◆ Work item:
Only lines with the string "appel" should be returned from the data below.

◆ Material provided:
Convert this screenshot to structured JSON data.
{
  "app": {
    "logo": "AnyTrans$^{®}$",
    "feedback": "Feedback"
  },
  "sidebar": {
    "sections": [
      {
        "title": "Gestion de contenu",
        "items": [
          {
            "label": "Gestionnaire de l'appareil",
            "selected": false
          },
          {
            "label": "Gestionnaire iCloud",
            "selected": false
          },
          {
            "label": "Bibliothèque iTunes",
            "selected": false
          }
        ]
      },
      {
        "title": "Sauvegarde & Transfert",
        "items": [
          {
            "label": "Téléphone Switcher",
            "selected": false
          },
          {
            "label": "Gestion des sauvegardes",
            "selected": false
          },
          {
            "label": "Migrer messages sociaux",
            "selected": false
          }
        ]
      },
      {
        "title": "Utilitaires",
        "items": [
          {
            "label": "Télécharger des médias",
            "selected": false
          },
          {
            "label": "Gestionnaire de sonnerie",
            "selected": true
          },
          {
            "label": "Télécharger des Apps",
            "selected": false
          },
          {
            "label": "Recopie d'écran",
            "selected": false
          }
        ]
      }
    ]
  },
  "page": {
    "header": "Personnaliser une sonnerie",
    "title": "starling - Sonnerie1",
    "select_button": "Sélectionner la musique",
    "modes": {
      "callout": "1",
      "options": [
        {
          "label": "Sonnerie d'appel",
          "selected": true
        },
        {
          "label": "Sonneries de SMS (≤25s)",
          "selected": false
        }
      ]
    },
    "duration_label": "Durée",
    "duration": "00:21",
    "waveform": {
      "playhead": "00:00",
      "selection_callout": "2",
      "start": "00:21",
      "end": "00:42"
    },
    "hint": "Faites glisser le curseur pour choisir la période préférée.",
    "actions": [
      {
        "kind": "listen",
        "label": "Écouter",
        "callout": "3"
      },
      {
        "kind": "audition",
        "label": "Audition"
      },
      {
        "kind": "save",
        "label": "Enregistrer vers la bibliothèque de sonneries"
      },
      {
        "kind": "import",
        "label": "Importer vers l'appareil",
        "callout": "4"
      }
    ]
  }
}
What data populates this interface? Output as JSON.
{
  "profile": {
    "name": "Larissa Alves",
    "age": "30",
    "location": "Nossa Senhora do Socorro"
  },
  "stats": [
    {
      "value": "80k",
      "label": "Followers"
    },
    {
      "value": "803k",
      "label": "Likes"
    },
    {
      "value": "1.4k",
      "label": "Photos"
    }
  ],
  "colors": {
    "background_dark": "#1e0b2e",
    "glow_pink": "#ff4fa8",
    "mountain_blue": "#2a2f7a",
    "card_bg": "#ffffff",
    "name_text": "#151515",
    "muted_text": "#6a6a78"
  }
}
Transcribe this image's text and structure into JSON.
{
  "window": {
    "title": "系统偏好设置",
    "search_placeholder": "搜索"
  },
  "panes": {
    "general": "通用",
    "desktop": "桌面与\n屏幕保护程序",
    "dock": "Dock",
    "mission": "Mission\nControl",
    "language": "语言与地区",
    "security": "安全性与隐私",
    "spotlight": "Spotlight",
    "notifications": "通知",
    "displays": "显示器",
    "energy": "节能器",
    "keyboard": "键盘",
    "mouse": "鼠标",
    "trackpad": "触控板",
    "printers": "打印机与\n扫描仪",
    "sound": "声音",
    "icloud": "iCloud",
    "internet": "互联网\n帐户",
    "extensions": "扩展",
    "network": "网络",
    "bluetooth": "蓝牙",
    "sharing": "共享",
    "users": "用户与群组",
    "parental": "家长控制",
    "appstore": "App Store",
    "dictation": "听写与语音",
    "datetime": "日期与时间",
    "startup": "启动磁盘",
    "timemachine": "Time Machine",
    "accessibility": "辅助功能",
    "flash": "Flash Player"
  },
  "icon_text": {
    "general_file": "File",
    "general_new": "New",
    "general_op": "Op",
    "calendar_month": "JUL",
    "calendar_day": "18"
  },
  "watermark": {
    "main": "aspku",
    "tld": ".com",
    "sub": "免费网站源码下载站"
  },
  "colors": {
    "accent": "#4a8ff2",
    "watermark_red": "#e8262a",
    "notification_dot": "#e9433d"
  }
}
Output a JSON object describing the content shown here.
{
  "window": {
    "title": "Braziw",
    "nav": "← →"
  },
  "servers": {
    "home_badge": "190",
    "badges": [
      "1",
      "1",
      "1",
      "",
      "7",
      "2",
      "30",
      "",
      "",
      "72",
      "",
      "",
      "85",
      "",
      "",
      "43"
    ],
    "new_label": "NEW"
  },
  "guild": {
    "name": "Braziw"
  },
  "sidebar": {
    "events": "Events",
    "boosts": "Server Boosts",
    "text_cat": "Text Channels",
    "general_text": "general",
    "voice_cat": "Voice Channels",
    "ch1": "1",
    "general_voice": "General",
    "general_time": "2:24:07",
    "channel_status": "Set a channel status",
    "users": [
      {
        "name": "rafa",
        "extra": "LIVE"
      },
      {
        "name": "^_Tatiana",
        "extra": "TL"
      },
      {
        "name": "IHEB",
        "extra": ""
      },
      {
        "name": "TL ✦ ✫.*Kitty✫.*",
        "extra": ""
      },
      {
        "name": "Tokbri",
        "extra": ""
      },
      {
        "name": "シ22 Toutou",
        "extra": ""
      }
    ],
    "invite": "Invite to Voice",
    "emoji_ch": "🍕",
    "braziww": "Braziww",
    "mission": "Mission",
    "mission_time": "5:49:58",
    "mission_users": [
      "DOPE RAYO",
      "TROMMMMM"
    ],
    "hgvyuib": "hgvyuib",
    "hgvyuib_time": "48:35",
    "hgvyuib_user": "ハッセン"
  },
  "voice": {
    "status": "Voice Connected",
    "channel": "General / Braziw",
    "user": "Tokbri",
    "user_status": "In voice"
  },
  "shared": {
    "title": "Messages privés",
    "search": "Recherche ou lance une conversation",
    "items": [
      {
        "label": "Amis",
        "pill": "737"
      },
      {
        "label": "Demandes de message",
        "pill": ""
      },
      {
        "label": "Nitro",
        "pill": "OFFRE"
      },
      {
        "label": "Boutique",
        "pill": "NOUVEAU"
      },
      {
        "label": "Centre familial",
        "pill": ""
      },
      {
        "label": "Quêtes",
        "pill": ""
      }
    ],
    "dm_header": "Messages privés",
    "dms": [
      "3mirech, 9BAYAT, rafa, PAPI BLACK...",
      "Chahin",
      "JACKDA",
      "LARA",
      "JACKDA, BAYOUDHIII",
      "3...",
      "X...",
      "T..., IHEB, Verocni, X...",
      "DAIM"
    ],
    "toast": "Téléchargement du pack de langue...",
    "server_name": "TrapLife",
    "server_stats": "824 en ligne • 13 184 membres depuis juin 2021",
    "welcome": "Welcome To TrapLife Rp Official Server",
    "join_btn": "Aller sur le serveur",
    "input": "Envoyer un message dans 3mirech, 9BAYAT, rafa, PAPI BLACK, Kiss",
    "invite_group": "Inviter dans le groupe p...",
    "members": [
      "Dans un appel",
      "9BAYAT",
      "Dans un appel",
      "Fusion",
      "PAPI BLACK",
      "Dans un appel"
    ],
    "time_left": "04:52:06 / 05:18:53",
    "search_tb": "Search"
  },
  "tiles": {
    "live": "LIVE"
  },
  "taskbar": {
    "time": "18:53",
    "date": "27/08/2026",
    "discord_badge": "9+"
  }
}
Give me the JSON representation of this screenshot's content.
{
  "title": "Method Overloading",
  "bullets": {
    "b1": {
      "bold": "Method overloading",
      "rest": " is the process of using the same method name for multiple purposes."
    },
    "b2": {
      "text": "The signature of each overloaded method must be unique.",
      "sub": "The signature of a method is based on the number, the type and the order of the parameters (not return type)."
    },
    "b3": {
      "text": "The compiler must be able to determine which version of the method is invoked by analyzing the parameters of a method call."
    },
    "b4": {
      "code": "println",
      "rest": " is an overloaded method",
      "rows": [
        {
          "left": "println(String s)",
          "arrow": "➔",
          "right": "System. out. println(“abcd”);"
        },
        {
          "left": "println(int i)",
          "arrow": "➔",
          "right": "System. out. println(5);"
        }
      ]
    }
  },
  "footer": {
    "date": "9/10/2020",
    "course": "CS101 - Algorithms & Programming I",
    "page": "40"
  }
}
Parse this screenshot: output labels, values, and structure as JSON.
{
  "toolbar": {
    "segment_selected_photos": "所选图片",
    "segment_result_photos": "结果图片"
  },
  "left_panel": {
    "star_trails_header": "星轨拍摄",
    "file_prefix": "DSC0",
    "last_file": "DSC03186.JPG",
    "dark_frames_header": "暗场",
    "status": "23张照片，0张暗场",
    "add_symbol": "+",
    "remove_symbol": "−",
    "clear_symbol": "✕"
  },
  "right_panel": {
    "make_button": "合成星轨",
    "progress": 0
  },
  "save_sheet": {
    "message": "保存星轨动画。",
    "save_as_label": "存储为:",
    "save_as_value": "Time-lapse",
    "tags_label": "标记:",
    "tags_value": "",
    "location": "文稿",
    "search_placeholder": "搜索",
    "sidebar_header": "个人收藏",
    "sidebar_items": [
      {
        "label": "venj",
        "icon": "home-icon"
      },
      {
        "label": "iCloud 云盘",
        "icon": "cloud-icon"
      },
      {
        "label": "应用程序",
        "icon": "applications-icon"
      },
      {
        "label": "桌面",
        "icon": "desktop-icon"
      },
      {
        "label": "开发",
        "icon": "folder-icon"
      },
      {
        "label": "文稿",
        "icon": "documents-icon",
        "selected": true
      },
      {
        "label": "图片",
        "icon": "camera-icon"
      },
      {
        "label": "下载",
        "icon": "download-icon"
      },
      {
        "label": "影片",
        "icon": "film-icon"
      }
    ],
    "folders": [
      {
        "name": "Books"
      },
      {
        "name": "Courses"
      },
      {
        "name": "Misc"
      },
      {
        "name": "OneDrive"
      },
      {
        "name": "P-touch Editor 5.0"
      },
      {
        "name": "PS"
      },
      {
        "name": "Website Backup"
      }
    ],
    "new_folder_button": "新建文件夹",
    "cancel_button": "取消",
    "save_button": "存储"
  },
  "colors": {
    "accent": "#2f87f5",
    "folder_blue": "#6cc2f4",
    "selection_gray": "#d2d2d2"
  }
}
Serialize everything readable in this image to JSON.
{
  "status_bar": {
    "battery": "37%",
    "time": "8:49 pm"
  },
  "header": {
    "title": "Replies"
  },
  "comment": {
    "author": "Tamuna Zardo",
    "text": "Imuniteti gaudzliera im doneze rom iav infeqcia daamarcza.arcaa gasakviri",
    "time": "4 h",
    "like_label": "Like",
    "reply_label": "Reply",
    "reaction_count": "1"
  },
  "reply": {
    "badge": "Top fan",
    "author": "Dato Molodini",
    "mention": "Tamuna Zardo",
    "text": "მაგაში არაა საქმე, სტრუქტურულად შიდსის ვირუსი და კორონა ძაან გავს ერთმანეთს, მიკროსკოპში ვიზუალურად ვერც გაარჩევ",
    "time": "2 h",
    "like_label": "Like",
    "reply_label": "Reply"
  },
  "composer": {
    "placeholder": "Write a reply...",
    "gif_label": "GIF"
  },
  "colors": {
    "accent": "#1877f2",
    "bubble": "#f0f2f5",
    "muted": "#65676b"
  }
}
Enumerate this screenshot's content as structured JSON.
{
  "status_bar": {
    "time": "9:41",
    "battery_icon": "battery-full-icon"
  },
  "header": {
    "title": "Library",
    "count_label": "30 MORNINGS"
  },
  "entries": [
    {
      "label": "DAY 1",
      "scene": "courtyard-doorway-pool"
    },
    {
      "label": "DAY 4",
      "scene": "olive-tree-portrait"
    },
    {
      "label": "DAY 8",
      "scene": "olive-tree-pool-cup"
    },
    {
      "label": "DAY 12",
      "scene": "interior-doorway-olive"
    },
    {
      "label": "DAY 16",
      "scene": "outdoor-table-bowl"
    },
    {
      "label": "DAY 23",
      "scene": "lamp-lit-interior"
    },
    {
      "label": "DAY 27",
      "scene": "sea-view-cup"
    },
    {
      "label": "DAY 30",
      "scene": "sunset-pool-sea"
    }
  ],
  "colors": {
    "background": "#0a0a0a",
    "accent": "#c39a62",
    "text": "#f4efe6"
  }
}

◆ Reply:
          "label": "Sonnerie d'appel",
      "Dans un appel",
      "Dans un appel",
      "Dans un appel"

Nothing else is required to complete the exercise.